Francis Fukuyama: The basic point – that liberal democracy is the final form of government – is still basically right. Obviously there are alternatives out there, like the Islamic Republic of Iran or Chinese authoritarianism. But I don't think that all that many people are persuaded these are higher forms of civilization than what exists in Europe, the United States, Japan, or other developed democracies; societies that provide their citizens with a higher level of prosperity and personal freedom.
The issue is not whether liberal democracy is a perfect system, or whether capitalism doesn't have problems. After all, we've been thrown into this huge global recession because of the failure of unregulated markets. The real question is whether any other system of governance has emerged in the last 20 years that challenges this. The answer remains no.
Now, that essay was written in the winter of 1988 or '89 just before the fall of the Berlin Wall. I wrote it then because I thought that the pessimism about civilization that we had developed as a result of the terrible 20th century, with its genocides, gulags, and world wars, was actually not the whole picture at all. In fact, there were a lot of positive trends going on in the world, including the spread of democracy where there had been dictatorship. Sam Huntington called this "the third wave."

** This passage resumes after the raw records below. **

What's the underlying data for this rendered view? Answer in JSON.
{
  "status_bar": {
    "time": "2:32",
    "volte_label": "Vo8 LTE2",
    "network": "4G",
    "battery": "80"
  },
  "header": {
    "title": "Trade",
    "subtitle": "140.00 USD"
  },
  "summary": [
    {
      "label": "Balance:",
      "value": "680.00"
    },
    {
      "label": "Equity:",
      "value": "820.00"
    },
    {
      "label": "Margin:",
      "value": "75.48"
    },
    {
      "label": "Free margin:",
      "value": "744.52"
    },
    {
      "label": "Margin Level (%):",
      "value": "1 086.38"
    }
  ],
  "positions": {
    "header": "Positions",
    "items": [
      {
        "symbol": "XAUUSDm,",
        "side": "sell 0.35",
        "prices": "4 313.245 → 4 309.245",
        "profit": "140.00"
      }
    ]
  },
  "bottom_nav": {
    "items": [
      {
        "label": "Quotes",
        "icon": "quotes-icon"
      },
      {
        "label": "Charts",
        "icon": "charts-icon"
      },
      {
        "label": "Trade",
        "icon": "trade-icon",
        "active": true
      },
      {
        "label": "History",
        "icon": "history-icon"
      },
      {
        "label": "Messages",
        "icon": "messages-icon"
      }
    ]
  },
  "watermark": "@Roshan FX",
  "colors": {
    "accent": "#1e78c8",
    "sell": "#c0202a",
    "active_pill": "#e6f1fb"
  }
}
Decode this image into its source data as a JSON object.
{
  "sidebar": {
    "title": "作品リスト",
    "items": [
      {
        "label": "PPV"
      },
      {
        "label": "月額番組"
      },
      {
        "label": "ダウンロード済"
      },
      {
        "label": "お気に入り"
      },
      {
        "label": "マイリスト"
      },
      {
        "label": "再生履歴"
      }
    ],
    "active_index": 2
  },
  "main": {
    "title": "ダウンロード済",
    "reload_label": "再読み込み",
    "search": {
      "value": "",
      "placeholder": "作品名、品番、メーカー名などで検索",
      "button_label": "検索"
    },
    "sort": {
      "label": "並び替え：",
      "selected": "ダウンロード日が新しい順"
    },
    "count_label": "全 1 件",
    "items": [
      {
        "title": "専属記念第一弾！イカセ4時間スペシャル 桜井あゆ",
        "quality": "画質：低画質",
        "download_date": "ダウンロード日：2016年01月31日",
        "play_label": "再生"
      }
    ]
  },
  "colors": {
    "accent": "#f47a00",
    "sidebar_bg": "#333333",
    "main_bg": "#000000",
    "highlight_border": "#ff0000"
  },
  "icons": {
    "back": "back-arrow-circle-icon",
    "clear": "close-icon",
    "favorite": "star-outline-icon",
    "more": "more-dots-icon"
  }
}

It began in southern Europe in the 1970s with Spain and Portugal turning to democracy. Then – and later – you had an ending of virtually all the dictatorships in Latin America, except for Cuba. And then there was the collapse of the Berlin Wall and the opening of Eastern Europe. Beyond that, democracy displaced authoritarian regimes in South Korea and Taiwan. We went from 80 democracies in the early 1970s to 130, or 140, 20 years later.
Of course, this hasn't all held up since then. We see today a kind of democratic recession. There have been reversals in important countries like Russia, where we see the return of a nasty authoritarian system without rule of law, or in Venezuela and some other Latin American countries with populist regimes.
Clearly, that big surge toward democracy went as far as it could. Now there is a backlash against it in some places. But that doesn't mean the larger trend is not still toward democracy.